(RECORDS SHOWN)
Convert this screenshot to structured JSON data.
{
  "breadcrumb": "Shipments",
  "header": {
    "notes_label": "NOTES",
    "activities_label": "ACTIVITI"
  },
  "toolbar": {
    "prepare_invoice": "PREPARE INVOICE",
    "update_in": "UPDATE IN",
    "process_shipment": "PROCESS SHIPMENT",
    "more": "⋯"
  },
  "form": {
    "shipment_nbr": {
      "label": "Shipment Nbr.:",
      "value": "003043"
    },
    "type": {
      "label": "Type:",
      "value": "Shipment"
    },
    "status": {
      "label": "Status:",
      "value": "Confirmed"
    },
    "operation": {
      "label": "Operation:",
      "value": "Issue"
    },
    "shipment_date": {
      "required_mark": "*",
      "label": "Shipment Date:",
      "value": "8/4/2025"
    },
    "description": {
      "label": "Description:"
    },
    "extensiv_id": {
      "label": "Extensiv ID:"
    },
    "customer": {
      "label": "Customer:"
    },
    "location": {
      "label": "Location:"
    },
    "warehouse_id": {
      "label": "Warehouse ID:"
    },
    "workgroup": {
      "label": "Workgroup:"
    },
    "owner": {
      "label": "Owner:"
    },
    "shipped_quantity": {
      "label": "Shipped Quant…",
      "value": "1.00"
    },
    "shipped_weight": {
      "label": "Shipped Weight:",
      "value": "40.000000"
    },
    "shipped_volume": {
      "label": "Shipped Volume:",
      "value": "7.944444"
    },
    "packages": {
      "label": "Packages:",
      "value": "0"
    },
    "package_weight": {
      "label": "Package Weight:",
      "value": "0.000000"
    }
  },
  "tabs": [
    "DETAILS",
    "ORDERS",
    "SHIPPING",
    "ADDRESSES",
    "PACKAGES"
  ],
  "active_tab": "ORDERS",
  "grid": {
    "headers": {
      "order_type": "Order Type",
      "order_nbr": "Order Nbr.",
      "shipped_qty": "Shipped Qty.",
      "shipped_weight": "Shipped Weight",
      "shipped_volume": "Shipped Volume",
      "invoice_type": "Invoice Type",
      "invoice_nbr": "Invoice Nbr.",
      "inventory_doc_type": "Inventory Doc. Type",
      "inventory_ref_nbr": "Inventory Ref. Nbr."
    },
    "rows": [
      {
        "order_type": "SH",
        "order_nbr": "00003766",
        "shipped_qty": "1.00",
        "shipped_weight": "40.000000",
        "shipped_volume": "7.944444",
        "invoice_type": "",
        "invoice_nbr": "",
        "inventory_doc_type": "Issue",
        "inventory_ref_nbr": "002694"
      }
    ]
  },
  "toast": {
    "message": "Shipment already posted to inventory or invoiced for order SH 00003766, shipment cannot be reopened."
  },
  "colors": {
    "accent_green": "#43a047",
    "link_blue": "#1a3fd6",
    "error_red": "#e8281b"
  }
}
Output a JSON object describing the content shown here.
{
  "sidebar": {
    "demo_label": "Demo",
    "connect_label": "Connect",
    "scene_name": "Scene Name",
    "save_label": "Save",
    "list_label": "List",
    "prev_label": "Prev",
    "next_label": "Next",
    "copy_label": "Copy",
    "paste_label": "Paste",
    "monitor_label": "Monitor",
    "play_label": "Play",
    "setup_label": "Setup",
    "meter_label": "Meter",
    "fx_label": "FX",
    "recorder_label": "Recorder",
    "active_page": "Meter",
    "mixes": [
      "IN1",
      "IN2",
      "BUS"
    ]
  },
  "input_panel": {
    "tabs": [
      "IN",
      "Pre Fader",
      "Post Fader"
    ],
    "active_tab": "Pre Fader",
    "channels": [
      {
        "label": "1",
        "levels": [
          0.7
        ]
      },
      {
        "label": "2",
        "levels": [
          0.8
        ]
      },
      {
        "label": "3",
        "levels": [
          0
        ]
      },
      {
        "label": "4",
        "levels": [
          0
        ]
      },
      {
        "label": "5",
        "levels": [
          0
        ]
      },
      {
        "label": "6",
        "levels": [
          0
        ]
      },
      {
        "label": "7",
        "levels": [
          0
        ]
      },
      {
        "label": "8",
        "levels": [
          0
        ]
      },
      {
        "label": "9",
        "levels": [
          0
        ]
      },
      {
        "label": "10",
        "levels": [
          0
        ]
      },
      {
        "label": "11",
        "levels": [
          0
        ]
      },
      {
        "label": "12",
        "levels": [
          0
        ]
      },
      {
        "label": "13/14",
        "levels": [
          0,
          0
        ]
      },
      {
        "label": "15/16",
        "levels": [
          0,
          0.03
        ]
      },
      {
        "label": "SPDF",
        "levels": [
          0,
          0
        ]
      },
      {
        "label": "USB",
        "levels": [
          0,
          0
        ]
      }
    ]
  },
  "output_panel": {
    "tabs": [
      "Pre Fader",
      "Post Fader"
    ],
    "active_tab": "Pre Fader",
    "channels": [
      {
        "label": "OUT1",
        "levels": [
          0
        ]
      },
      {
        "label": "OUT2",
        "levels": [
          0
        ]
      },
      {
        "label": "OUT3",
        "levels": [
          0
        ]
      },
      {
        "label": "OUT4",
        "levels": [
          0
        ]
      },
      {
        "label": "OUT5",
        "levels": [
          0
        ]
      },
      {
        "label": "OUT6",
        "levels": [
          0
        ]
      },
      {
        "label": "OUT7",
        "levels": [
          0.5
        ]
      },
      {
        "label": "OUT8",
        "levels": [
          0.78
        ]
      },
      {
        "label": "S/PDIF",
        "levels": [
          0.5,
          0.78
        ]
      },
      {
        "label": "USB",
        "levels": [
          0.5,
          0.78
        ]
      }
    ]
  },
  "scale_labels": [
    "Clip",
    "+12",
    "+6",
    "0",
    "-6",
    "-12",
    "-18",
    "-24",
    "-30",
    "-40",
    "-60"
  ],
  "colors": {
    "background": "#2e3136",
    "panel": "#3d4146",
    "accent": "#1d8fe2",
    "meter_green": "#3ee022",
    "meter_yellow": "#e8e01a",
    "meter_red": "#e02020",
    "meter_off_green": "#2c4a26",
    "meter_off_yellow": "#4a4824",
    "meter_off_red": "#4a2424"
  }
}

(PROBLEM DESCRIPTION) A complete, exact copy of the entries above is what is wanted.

(SOLUTION TO THIS PROBLEM)
Convert this screenshot to structured JSON data.
{
  "breadcrumb": "Shipments",
  "header": {
    "notes_label": "NOTES",
    "activities_label": "ACTIVITI"
  },
  "toolbar": {
    "prepare_invoice": "PREPARE INVOICE",
    "update_in": "UPDATE IN",
    "process_shipment": "PROCESS SHIPMENT",
    "more": "⋯"
  },
  "form": {
    "shipment_nbr": {
      "label": "Shipment Nbr.:",
      "value": "003043"
    },
    "type": {
      "label": "Type:",
      "value": "Shipment"
    },
    "status": {
      "label": "Status:",
      "value": "Confirmed"
    },
    "operation": {
      "label": "Operation:",
      "value": "Issue"
    },
    "shipment_date": {
      "required_mark": "*",
      "label": "Shipment Date:",
      "value": "8/4/2025"
    },
    "description": {
      "label": "Description:"
    },
    "extensiv_id": {
      "label": "Extensiv ID:"
    },
    "customer": {
      "label": "Customer:"
    },
    "location": {
      "label": "Location:"
    },
    "warehouse_id": {
      "label": "Warehouse ID:"
    },
    "workgroup": {
      "label": "Workgroup:"
    },
    "owner": {
      "label": "Owner:"
    },
    "shipped_quantity": {
      "label": "Shipped Quant…",
      "value": "1.00"
    },
    "shipped_weight": {
      "label": "Shipped Weight:",
      "value": "40.000000"
    },
    "shipped_volume": {
      "label": "Shipped Volume:",
      "value": "7.944444"
    },
    "packages": {
      "label": "Packages:",
      "value": "0"
    },
    "package_weight": {
      "label": "Package Weight:",
      "value": "0.000000"
    }
  },
  "tabs": [
    "DETAILS",
    "ORDERS",
    "SHIPPING",
    "ADDRESSES",
    "PACKAGES"
  ],
  "active_tab": "ORDERS",
  "grid": {
    "headers": {
      "order_type": "Order Type",
      "order_nbr": "Order Nbr.",
      "shipped_qty": "Shipped Qty.",
      "shipped_weight": "Shipped Weight",
      "shipped_volume": "Shipped Volume",
      "invoice_type": "Invoice Type",
      "invoice_nbr": "Invoice Nbr.",
      "inventory_doc_type": "Inventory Doc. Type",
      "inventory_ref_nbr": "Inventory Ref. Nbr."
    },
    "rows": [
      {
        "order_type": "SH",
        "order_nbr": "00003766",
        "shipped_qty": "1.00",
        "shipped_weight": "40.000000",
        "shipped_volume": "7.944444",
        "invoice_type": "",
        "invoice_nbr": "",
        "inventory_doc_type": "Issue",
        "inventory_ref_nbr": "002694"
      }
    ]
  },
  "toast": {
    "message": "Shipment already posted to inventory or invoiced for order SH 00003766, shipment cannot be reopened."
  },
  "colors": {
    "accent_green": "#43a047",
    "link_blue": "#1a3fd6",
    "error_red": "#e8281b"
  }
}
Output a JSON object describing the content shown here.
{
  "sidebar": {
    "demo_label": "Demo",
    "connect_label": "Connect",
    "scene_name": "Scene Name",
    "save_label": "Save",
    "list_label": "List",
    "prev_label": "Prev",
    "next_label": "Next",
    "copy_label": "Copy",
    "paste_label": "Paste",
    "monitor_label": "Monitor",
    "play_label": "Play",
    "setup_label": "Setup",
    "meter_label": "Meter",
    "fx_label": "FX",
    "recorder_label": "Recorder",
    "active_page": "Meter",
    "mixes": [
      "IN1",
      "IN2",
      "BUS"
    ]
  },
  "input_panel": {
    "tabs": [
      "IN",
      "Pre Fader",
      "Post Fader"
    ],
    "active_tab": "Pre Fader",
    "channels": [
      {
        "label": "1",
        "levels": [
          0.7
        ]
      },
      {
        "label": "2",
        "levels": [
          0.8
        ]
      },
      {
        "label": "3",
        "levels": [
          0
        ]
      },
      {
        "label": "4",
        "levels": [
          0
        ]
      },
      {
        "label": "5",
        "levels": [
          0
        ]
      },
      {
        "label": "6",
        "levels": [
          0
        ]
      },
      {
        "label": "7",
        "levels": [
          0
        ]
      },
      {
        "label": "8",
        "levels": [
          0
        ]
      },
      {
        "label": "9",
        "levels": [
          0
        ]
      },
      {
        "label": "10",
        "levels": [
          0
        ]
      },
      {
        "label": "11",
        "levels": [
          0
        ]
      },
      {
        "label": "12",
        "levels": [
          0
        ]
      },
      {
        "label": "13/14",
        "levels": [
          0,
          0
        ]
      },
      {
        "label": "15/16",
        "levels": [
          0,
          0.03
        ]
      },
      {
        "label": "SPDF",
        "levels": [
          0,
          0
        ]
      },
      {
        "label": "USB",
        "levels": [
          0,
          0
        ]
      }
    ]
  },
  "output_panel": {
    "tabs": [
      "Pre Fader",
      "Post Fader"
    ],
    "active_tab": "Pre Fader",
    "channels": [
      {
        "label": "OUT1",
        "levels": [
          0
        ]
      },
      {
        "label": "OUT2",
        "levels": [
          0
        ]
      },
      {
        "label": "OUT3",
        "levels": [
          0
        ]
      },
      {
        "label": "OUT4",
        "levels": [
          0
        ]
      },
      {
        "label": "OUT5",
        "levels": [
          0
        ]
      },
      {
        "label": "OUT6",
        "levels": [
          0
        ]
      },
      {
        "label": "OUT7",
        "levels": [
          0.5
        ]
      },
      {
        "label": "OUT8",
        "levels": [
          0.78
        ]
      },
      {
        "label": "S/PDIF",
        "levels": [
          0.5,
          0.78
        ]
      },
      {
        "label": "USB",
        "levels": [
          0.5,
          0.78
        ]
      }
    ]
  },
  "scale_labels": [
    "Clip",
    "+12",
    "+6",
    "0",
    "-6",
    "-12",
    "-18",
    "-24",
    "-30",
    "-40",
    "-60"
  ],
  "colors": {
    "background": "#2e3136",
    "panel": "#3d4146",
    "accent": "#1d8fe2",
    "meter_green": "#3ee022",
    "meter_yellow": "#e8e01a",
    "meter_red": "#e02020",
    "meter_off_green": "#2c4a26",
    "meter_off_yellow": "#4a4824",
    "meter_off_red": "#4a2424"
  }
}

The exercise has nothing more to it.